Wangechi Mutu’s most famous pieces are collage. She likes to rework images from magazines into work that explores the nature of the body. “My work is often a therapy for myself — a working out of these issues as a black woman,” the Kenyan-born, Bed-Stuy-dwelling artist told New York recently, “And a way of allowing other black women to work through this kind of stigmatization as they look through the images and feel how distorted or contorted they might be in the public eye.”
Andrea Zittel, “Rough Furniture” (1998)
Andrea Zittel’s work is a little hard to describe in language. One of her first projectsinvolved renting a Brooklyn storefront and raising chickens in it. From there she moved on to a kind of furniture-building that was heavily inflected with sculpture. She has also built islands. The way art critics typically sum her up is as conducting an “investigation of fundamental aspects of contemporary domestic and urban life in Western society.”
Katarzyna Kozyra is a Polish video artist whose work has caused considerable controversy in her home country. She has been known to film horses at the moment of their death, for example, never a way to endear yourself to PETA sympathizers. She has also snuck into male bathhouses, disguised as a man herself, and filmed the ablutions performed therein. The above video, The Rite of Spring, uses time-lapse photography and elderly naked bodies to recreate the famous ballet of the same name.
Kate Gilmore, “Love ’em, Leave ’em” (2013)
Kate Gilmore’s work often focuses on themes of mess and destruction. She has, for example, in the past invited women to come into the pristine Pace Gallery and throw some clay around; other videos of hers involve breaking through walls. In Love ’em, Leave ’em, whose results are pictured above, she carried vases and pots filled with paint up these steps, and then let them shatter.

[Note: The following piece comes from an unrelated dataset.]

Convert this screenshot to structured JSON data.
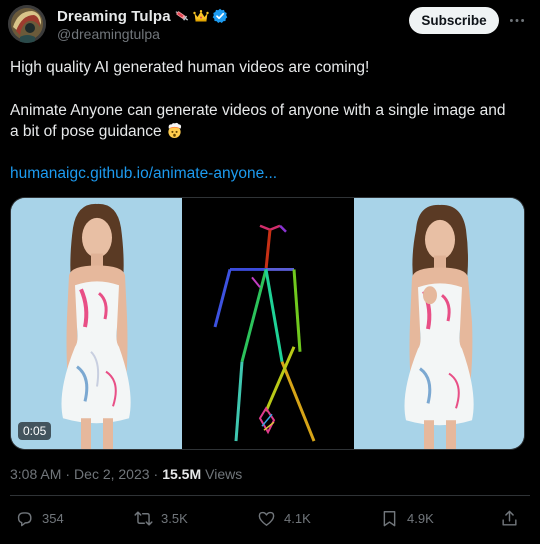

Mika Rottenberg, from Argentina, does video installations in which she casts unusual-looking women — another way of putting that might be “striking-looking women” — and then has them perform the kind of tasks which question the nature of labor and capitalism. You can see a good sampling in the YouTube video, above.
Yael Bartana’s And Europe Will Be Stunned, a video installation, was a sensation at the Venice Biennale a few years ago. It consists of three films that tell the (fictional) story of a Jewish repopulation of Poland. Israeli by birth, she generally explores themes of Jewish identity.
Detail from Sharon Hayes, “In the Near Future” (2009)
Sharon Hayes was and is deeply involved in activist politics, so her work, which typically combines performance and installation, is often explicitly political. Her art often comments on queer and identity politics in particular, and the way in which slogans interact with people’s need to belong.
Tania Bruguera, “Untitled (Havana)” (2000)
Tania Bruguera is a Cuban installation and performance artist. As perhaps befits someone from a country with a troubled political history, she’s interested in the uses and nature of power. The art critic Eleanor Hartley once wrote of her work, “‘In Bruguera’s world, concepts like freedom, liberty and self-determination are not abstract ideals, but achievements that write their effects on our physical forms.” The installation pictured above, for example, was shut down after a single day by Cuban authorities, because it seemed to them to be a (subversive) commentary on the political situation there.
Natalie Djurberg is a Swedish video artist. She likes to work with clay in particular, and her pieces tend to be oddly reminiscent of fairy tales.
Teresa Margolles, “Muro Ciudad Juárez,” (2009)
Teresa Margolles, a Mexican installation artist, uses her work to address the violence of Mexico’s drug war. In the above installation, a wall with bullet holes shows the extent of the violence. In another work, she had the floors of an exhibition space mopped with the water used to wash corpses in the morgue.
Klara Liden’s work often responds to architecture. In the above still from the video The Myth of Progress (Moonwalk), Liden herself moonwalks — yes, the Michael Jackson maneuver — through New York City’s streets at night.